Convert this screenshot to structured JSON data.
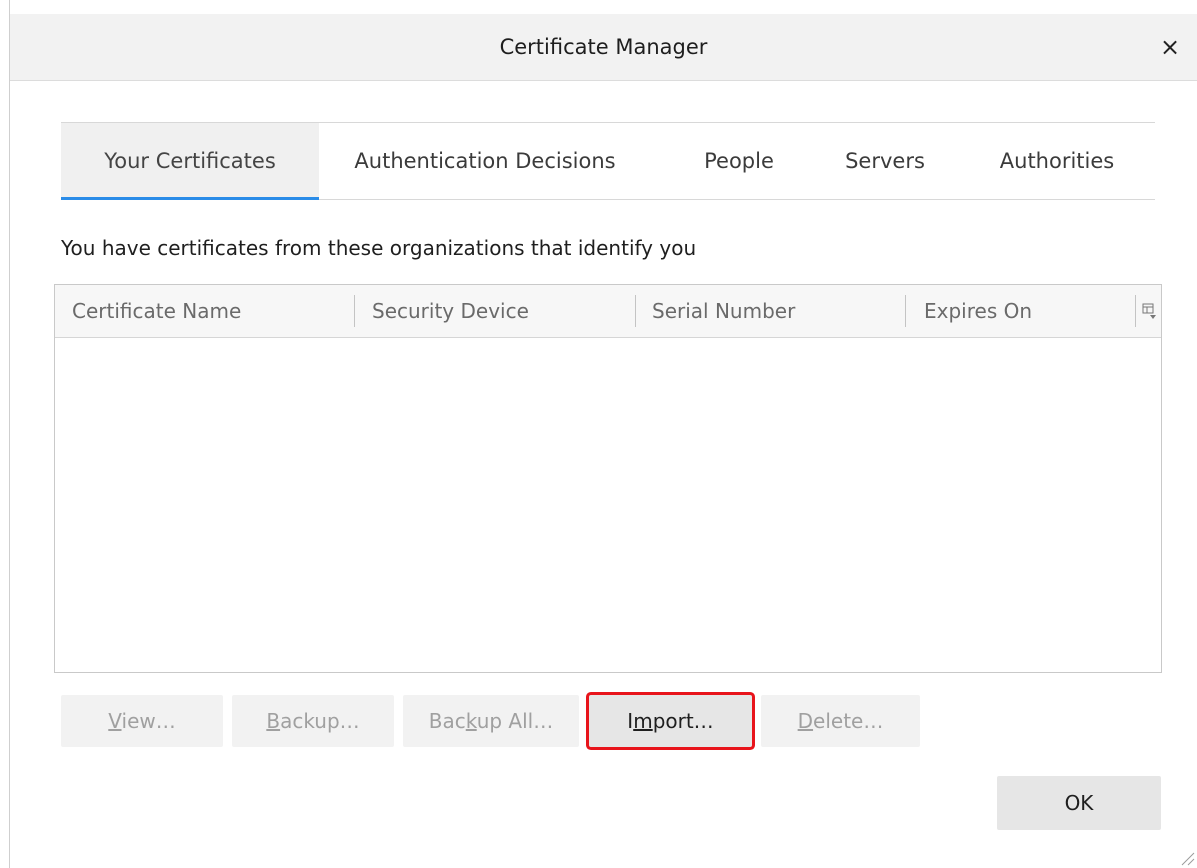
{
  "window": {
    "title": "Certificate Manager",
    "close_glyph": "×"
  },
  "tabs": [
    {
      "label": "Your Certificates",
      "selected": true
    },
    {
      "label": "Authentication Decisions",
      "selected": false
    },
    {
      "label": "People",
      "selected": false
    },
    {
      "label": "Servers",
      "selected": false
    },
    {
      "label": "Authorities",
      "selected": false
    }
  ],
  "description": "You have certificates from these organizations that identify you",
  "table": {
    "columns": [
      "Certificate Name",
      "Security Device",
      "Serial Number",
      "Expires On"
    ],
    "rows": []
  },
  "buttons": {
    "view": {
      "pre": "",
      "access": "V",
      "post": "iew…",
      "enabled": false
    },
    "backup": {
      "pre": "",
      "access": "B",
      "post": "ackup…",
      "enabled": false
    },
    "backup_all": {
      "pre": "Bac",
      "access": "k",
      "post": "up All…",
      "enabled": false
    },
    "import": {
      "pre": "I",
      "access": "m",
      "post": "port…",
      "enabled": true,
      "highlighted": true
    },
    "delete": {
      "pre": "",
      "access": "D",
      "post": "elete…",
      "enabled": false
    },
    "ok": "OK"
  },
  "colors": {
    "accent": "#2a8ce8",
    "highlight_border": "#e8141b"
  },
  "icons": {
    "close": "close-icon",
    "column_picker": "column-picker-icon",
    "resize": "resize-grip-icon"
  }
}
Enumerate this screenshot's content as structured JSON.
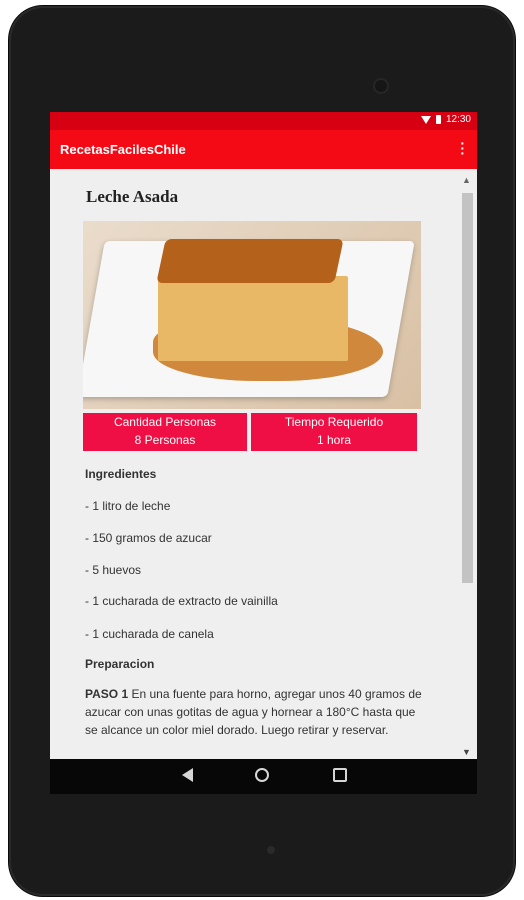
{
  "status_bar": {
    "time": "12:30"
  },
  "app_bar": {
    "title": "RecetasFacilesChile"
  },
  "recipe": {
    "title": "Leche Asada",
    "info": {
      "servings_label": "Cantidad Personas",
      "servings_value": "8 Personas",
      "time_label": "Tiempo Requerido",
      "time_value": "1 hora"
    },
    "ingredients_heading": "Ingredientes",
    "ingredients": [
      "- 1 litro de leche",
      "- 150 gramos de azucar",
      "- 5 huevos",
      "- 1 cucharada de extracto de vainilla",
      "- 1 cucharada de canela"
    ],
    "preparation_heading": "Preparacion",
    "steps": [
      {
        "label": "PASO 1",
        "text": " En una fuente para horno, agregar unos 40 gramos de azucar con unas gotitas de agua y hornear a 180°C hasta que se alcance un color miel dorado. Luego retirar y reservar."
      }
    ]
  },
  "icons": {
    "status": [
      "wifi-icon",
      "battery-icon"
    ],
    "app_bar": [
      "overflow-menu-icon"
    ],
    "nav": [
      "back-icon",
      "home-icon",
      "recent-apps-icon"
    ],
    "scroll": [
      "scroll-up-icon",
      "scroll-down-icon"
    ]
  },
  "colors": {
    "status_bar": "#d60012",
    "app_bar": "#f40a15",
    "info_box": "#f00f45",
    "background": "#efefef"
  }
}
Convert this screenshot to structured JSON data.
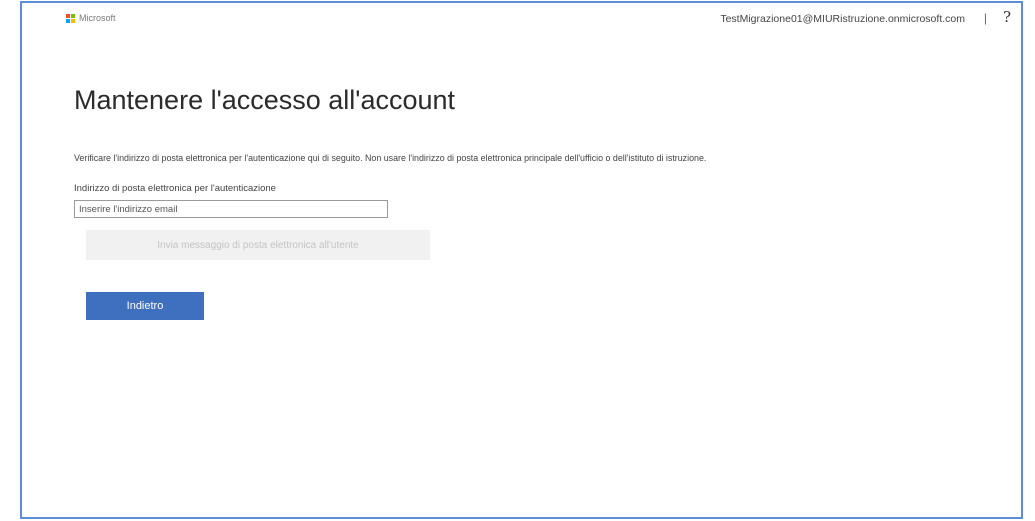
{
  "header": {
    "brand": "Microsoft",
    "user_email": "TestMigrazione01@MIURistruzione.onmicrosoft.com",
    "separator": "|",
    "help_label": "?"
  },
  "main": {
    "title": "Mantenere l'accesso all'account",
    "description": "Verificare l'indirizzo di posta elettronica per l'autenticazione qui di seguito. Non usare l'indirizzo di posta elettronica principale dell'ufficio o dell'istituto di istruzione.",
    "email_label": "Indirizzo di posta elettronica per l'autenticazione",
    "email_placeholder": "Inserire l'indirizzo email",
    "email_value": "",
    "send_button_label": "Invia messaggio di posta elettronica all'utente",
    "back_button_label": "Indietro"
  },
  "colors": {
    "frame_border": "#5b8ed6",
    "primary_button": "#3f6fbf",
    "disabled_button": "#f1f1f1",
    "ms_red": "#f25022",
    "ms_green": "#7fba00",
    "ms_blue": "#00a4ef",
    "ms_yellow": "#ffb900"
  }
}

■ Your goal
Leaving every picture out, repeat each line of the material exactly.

■ Your solution
Convert this screenshot to structured JSON data.
{
  "window": {
    "title": "Certificate Manager",
    "close_glyph": "×"
  },
  "tabs": [
    {
      "label": "Your Certificates",
      "selected": true
    },
    {
      "label": "Authentication Decisions",
      "selected": false
    },
    {
      "label": "People",
      "selected": false
    },
    {
      "label": "Servers",
      "selected": false
    },
    {
      "label": "Authorities",
      "selected": false
    }
  ],
  "description": "You have certificates from these organizations that identify you",
  "table": {
    "columns": [
      "Certificate Name",
      "Security Device",
      "Serial Number",
      "Expires On"
    ],
    "rows": []
  },
  "buttons": {
    "view": {
      "pre": "",
      "access": "V",
      "post": "iew…",
      "enabled": false
    },
    "backup": {
      "pre": "",
      "access": "B",
      "post": "ackup…",
      "enabled": false
    },
    "backup_all": {
      "pre": "Bac",
      "access": "k",
      "post": "up All…",
      "enabled": false
    },
    "import": {
      "pre": "I",
      "access": "m",
      "post": "port…",
      "enabled": true,
      "highlighted": true
    },
    "delete": {
      "pre": "",
      "access": "D",
      "post": "elete…",
      "enabled": false
    },
    "ok": "OK"
  },
  "colors": {
    "accent": "#2a8ce8",
    "highlight_border": "#e8141b"
  },
  "icons": {
    "close": "close-icon",
    "column_picker": "column-picker-icon",
    "resize": "resize-grip-icon"
  }
}
Enumerate this screenshot's content as structured JSON.
{
  "status_bar": {
    "time": "12:30"
  },
  "app_bar": {
    "title": "RecetasFacilesChile"
  },
  "recipe": {
    "title": "Leche Asada",
    "info": {
      "servings_label": "Cantidad Personas",
      "servings_value": "8 Personas",
      "time_label": "Tiempo Requerido",
      "time_value": "1 hora"
    },
    "ingredients_heading": "Ingredientes",
    "ingredients": [
      "- 1 litro de leche",
      "- 150 gramos de azucar",
      "- 5 huevos",
      "- 1 cucharada de extracto de vainilla",
      "- 1 cucharada de canela"
    ],
    "preparation_heading": "Preparacion",
    "steps": [
      {
        "label": "PASO 1",
        "text": " En una fuente para horno, agregar unos 40 gramos de azucar con unas gotitas de agua y hornear a 180°C hasta que se alcance un color miel dorado. Luego retirar y reservar."
      }
    ]
  },
  "icons": {
    "status": [
      "wifi-icon",
      "battery-icon"
    ],
    "app_bar": [
      "overflow-menu-icon"
    ],
    "nav": [
      "back-icon",
      "home-icon",
      "recent-apps-icon"
    ],
    "scroll": [
      "scroll-up-icon",
      "scroll-down-icon"
    ]
  },
  "colors": {
    "status_bar": "#d60012",
    "app_bar": "#f40a15",
    "info_box": "#f00f45",
    "background": "#efefef"
  }
}
Convert this screenshot to structured JSON data.
{
  "header": {
    "brand": "Microsoft",
    "user_email": "TestMigrazione01@MIURistruzione.onmicrosoft.com",
    "separator": "|",
    "help_label": "?"
  },
  "main": {
    "title": "Mantenere l'accesso all'account",
    "description": "Verificare l'indirizzo di posta elettronica per l'autenticazione qui di seguito. Non usare l'indirizzo di posta elettronica principale dell'ufficio o dell'istituto di istruzione.",
    "email_label": "Indirizzo di posta elettronica per l'autenticazione",
    "email_placeholder": "Inserire l'indirizzo email",
    "email_value": "",
    "send_button_label": "Invia messaggio di posta elettronica all'utente",
    "back_button_label": "Indietro"
  },
  "colors": {
    "frame_border": "#5b8ed6",
    "primary_button": "#3f6fbf",
    "disabled_button": "#f1f1f1",
    "ms_red": "#f25022",
    "ms_green": "#7fba00",
    "ms_blue": "#00a4ef",
    "ms_yellow": "#ffb900"
  }
}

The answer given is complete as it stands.